The heavy wood door was all the way open when he reached it. He’d left it only half. Declan could see the landing atop the stairs from where he stood. He heard as the last of the bags thudded each stair then stopped. There was a window in the passageway down to the Omega Temple basement. Moonlight filtered in like a particle on the mucky space below.

“You down there,” Declan said.

From the back of the room he heard Sahara’s voice. He called out what, couldn’t hear what she said again, descended. Again he asked what.

“I said, It wasn’t just Hannah,” Sahara said.

She was already knee-deep in the crunching mass on the basement floor. Declan could not see Torahs. He could not see much of anything. They’d agreed, no iPhone flashlights. They left their phones in the dorms. Couldn’t be tracked. No flashlights at all. He lit a match. Crouched. All around his feet and halfway up his calves a mass of ladybug carcasses. Light effaced in front of him. The mass began to writhe. In front of him the mass was knee-deep. Alive with ladybug infestation. Burgeoning.

At the back of it, Sahara. The match died. It took five, ten seconds for the thin sift of moonlight to overtake what he’d seen. The whole basement returned to grayscale. Declan was about to speak when Sahara spoke first.

“I said it wasn’t just Hannah,” Sahara said. “It’s never just one.” In the nightwrithing dark a tiny black speck flew out of her open mouth. Three more. A line of dozens. One flitted across the room and landed on Declan’s hand. He swiped it. Put his hand to his nose. Smell of battery acid.

Now a wide line of bugs was streaming from Sahara’s pale open mouth. Microweisenae scymniea scarabeid. Cocinellidae transversalis. Coleoptera.

Declan fumbled and lit a match again. He could feel the tiny flick flick flick of ladybug bodies as they landed on his hands, on his head, his shoulders. In his ears. Caked his ears. He was deep enough in the room now, he could see all around the room’s outer walls the shapes of bodies, ladybug skin writhing atop them, into mouths, forming a second skin like the dorm’s facade. He looked down. His match gave its last flick, and sizzle, and hush. He could see the infestation as it climbed his legs, reached his waist, writhed and sagged and pulled him to the floor. Filled his ears until there was nothing but the sound of legs wings empty shell and in his mouth the acrid stench of bug. He never got the chance to say: Master’s in Divinity. Victim’s advocate. Maybe a JD, work for the DA. Something to make it better. With every ounce of blood in my body make it right.

Daniel Torday

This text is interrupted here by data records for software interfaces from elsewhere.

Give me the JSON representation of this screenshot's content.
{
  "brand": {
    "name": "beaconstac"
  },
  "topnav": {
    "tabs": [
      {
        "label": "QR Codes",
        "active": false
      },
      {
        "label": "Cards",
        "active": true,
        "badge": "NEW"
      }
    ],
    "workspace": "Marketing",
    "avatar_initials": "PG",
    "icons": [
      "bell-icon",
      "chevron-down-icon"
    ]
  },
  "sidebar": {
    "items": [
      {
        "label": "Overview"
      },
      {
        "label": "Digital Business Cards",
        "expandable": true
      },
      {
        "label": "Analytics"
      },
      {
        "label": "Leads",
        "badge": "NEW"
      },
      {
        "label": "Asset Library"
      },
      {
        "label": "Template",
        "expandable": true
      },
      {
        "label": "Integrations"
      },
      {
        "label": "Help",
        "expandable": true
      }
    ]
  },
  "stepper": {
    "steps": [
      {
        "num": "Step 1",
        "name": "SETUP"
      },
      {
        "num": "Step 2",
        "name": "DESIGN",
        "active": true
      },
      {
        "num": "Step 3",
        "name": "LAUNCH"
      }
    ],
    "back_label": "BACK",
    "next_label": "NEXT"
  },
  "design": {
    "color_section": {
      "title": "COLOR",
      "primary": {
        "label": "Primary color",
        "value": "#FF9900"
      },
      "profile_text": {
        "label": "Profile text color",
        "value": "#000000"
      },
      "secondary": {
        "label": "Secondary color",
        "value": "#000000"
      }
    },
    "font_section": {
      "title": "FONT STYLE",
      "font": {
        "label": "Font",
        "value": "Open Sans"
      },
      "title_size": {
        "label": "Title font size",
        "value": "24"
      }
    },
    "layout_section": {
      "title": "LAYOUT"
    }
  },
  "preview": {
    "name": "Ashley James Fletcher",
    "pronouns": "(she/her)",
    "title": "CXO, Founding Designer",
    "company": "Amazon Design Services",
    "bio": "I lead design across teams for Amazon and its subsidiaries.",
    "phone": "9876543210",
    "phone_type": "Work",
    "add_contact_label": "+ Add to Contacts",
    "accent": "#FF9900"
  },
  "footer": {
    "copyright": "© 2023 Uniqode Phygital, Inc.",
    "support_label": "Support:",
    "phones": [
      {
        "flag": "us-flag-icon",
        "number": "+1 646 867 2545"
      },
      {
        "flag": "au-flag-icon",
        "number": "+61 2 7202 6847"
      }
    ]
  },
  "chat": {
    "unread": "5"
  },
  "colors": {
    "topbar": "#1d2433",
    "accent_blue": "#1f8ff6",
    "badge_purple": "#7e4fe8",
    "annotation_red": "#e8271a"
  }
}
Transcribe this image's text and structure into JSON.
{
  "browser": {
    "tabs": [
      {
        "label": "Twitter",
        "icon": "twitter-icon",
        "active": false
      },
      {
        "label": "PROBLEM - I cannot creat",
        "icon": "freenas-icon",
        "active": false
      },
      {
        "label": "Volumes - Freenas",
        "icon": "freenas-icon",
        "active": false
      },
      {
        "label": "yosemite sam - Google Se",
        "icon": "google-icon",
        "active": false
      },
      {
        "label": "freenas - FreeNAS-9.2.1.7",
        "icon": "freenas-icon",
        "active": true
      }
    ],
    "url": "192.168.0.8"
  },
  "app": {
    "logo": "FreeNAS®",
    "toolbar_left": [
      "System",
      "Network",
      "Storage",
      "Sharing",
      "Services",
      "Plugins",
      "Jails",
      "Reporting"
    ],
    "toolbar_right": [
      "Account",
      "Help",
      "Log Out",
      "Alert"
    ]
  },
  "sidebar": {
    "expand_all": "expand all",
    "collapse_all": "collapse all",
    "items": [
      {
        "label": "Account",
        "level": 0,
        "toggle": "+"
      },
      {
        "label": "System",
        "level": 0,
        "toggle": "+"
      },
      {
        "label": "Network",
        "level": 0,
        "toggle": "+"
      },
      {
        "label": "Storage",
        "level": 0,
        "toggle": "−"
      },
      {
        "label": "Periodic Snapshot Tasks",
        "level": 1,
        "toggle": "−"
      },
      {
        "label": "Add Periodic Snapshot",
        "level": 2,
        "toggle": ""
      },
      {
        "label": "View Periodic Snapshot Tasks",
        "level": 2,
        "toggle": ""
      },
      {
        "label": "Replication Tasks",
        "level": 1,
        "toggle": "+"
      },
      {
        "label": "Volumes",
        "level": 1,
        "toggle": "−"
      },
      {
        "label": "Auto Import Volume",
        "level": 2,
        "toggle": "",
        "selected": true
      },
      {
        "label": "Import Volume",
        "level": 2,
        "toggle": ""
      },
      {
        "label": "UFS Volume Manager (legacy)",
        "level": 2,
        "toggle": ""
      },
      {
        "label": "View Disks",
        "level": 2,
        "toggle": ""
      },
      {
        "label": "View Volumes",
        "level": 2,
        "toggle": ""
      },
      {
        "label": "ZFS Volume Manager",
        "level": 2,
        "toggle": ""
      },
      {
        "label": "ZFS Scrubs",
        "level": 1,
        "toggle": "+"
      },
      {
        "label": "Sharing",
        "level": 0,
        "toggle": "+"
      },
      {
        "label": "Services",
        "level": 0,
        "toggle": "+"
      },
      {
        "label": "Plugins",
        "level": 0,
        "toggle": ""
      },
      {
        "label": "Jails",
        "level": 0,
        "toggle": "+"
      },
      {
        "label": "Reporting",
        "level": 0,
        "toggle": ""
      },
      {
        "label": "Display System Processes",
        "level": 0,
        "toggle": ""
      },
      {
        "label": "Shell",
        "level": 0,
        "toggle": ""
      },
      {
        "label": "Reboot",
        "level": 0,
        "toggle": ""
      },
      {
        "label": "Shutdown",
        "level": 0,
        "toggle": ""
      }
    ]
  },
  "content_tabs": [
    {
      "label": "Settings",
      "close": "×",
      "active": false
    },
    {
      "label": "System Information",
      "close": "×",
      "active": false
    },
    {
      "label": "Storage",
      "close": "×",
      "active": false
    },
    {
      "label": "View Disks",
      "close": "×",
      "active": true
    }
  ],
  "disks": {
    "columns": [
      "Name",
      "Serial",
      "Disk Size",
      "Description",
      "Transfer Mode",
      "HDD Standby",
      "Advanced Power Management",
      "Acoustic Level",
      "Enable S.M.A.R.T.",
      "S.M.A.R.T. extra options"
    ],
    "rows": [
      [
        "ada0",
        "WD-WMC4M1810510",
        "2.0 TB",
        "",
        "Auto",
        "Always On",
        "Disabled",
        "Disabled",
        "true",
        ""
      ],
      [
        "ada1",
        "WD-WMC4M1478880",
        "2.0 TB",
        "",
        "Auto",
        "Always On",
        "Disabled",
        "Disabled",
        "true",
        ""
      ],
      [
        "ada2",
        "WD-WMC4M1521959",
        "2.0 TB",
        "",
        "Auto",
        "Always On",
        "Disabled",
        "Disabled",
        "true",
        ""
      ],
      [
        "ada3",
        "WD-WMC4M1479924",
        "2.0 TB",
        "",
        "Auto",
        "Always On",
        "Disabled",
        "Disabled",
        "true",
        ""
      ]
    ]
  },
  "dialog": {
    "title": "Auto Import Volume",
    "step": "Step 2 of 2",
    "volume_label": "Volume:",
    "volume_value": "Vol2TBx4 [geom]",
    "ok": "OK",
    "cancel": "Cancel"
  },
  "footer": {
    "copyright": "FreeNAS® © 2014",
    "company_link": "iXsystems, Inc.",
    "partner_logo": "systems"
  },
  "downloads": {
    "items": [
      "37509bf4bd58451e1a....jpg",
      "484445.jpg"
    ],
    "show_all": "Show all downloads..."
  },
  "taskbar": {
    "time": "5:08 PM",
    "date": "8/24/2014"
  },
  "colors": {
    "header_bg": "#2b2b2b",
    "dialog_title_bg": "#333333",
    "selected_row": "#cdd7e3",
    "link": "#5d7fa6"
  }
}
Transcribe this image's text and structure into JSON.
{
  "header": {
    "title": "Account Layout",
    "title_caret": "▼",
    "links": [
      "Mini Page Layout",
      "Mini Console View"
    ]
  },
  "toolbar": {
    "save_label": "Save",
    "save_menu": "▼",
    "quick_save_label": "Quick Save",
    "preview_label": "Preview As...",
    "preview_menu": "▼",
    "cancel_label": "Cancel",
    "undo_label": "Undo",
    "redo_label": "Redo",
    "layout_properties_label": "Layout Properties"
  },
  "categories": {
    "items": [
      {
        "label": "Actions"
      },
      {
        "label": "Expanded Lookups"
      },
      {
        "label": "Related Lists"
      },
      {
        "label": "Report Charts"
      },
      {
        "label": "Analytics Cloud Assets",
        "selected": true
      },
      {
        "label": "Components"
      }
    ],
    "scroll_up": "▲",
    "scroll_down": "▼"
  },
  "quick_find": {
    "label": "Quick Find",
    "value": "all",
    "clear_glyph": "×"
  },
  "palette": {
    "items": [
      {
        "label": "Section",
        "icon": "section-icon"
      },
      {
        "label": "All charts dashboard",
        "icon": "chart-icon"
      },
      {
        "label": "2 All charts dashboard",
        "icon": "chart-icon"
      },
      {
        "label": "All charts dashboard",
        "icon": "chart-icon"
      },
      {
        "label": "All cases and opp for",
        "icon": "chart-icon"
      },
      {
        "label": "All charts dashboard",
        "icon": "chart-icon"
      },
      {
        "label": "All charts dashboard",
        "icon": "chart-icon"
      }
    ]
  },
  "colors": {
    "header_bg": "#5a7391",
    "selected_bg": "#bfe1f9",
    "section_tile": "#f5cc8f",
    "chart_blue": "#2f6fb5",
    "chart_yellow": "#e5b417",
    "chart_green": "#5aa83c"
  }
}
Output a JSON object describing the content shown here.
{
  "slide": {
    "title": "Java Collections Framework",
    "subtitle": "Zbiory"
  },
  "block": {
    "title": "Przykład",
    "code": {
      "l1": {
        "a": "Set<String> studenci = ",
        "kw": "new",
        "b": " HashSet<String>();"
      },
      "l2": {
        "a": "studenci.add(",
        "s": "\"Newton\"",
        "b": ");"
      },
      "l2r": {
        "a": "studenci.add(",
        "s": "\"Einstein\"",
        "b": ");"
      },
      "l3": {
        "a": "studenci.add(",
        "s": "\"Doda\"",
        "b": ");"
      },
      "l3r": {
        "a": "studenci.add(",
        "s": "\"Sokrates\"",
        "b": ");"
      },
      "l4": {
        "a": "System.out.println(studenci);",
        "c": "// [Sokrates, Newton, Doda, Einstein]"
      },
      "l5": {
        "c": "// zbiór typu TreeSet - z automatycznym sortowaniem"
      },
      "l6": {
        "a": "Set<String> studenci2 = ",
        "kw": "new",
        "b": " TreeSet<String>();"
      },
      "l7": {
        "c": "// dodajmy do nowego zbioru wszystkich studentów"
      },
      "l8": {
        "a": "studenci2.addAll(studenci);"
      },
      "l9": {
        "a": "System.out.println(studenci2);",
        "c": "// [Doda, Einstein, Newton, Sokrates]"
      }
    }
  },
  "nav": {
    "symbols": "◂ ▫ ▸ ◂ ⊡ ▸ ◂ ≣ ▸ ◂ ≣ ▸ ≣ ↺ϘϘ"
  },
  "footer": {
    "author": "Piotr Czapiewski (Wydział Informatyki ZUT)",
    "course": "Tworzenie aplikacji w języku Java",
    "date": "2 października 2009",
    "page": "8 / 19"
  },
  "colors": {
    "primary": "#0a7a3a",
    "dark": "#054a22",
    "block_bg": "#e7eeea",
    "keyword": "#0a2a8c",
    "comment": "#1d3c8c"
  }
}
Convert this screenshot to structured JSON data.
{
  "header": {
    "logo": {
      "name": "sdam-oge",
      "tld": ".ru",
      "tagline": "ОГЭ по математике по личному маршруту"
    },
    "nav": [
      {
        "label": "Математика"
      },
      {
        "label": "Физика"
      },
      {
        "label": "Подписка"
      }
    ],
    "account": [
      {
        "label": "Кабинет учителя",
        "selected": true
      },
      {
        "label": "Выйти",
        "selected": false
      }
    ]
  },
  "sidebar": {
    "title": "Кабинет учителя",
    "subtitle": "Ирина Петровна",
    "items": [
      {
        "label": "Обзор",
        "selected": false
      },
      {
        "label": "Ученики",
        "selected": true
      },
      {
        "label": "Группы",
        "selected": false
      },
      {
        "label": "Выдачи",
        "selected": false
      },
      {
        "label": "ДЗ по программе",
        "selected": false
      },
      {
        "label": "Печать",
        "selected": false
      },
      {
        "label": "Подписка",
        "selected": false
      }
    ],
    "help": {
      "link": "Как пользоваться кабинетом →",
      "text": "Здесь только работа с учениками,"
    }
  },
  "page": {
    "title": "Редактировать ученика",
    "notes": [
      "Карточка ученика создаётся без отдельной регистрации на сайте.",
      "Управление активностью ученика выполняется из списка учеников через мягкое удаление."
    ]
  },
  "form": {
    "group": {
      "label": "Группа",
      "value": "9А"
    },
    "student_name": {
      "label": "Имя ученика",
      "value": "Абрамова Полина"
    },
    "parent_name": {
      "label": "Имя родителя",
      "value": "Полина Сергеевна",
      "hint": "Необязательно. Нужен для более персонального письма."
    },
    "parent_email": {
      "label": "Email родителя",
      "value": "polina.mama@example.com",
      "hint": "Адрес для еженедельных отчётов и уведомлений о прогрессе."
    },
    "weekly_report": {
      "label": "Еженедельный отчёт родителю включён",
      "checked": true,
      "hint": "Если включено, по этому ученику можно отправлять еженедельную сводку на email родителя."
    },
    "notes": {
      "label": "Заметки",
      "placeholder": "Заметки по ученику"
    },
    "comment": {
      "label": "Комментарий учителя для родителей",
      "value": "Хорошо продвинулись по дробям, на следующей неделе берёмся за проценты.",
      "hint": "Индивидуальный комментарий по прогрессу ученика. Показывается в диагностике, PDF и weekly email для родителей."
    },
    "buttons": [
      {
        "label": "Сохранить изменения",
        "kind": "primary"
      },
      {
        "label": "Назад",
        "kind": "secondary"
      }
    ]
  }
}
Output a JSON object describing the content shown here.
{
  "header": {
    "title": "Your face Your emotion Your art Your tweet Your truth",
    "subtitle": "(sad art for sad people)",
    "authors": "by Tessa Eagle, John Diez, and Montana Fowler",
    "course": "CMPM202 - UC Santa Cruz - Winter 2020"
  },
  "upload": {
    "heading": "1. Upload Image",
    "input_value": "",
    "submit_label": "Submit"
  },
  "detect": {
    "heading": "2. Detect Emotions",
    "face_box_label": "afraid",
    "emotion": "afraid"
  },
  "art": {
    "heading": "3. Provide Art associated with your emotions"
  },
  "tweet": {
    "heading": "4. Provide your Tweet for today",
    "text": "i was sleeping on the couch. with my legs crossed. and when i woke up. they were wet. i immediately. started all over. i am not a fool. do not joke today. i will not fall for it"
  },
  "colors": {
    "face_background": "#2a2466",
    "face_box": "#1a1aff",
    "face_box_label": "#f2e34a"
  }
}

Daniel Torday’s most recent novel, Boomer1, is out now in paperback from Picador. A two-time winner of the National Jewish Book Award for Fiction, and winner of the Sami Rohr Choice Prize, he serves as director of creative writing at Bryn Mawr College.

Leave a Comment

Your email address will not be published. Required fields are marked *